(Items from an interface collection)
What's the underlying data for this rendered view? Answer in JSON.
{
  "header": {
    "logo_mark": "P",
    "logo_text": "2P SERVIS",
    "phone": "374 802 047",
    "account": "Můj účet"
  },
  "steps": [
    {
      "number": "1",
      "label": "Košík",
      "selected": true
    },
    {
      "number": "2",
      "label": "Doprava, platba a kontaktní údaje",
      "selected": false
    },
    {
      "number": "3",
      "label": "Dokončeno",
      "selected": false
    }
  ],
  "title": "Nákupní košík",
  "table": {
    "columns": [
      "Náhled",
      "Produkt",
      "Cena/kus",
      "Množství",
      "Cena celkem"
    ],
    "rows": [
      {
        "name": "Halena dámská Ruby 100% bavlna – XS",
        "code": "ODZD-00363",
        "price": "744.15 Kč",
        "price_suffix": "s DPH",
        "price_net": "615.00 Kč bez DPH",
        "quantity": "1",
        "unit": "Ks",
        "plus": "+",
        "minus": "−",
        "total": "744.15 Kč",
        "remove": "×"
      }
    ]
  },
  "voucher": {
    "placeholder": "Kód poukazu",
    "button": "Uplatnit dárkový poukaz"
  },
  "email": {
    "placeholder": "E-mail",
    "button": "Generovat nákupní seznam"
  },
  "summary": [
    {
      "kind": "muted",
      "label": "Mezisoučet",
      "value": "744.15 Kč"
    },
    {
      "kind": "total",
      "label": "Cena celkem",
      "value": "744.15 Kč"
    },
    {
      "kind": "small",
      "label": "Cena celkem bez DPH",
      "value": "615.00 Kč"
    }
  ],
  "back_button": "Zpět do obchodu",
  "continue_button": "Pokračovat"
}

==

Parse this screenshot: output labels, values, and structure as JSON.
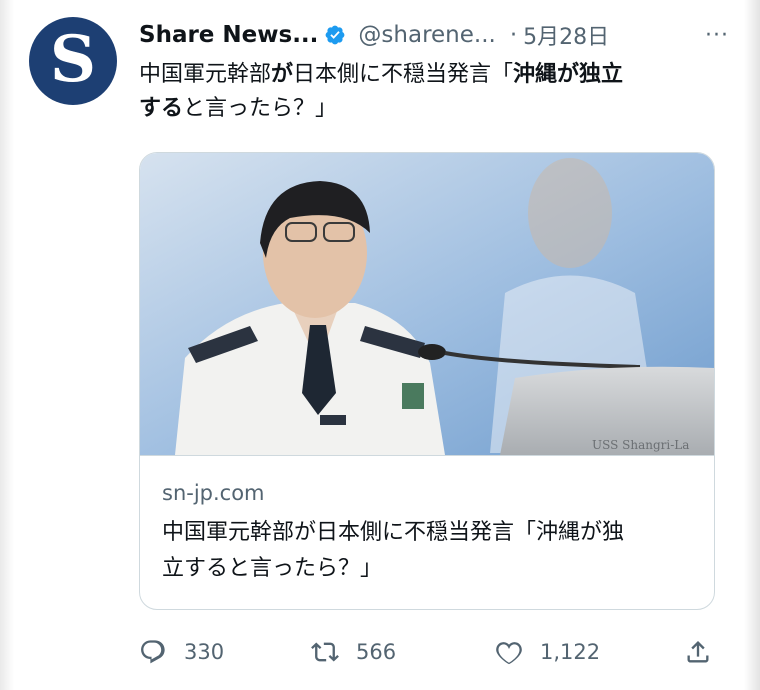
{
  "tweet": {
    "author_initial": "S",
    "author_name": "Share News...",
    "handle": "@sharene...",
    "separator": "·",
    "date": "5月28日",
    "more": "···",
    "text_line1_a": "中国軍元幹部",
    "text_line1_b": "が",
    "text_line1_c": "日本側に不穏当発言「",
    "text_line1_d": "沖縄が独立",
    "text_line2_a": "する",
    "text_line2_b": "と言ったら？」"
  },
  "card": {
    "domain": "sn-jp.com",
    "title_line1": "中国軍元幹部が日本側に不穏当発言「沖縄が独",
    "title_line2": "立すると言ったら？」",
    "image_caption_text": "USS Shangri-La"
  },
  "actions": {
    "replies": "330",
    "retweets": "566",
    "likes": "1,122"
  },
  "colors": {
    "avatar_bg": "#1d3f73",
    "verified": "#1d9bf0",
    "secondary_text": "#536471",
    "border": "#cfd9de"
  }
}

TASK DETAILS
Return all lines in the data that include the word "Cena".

OUTPUT BELOW
      "Cena/kus",
      "Cena celkem"
      "label": "Cena celkem",
      "label": "Cena celkem bez DPH",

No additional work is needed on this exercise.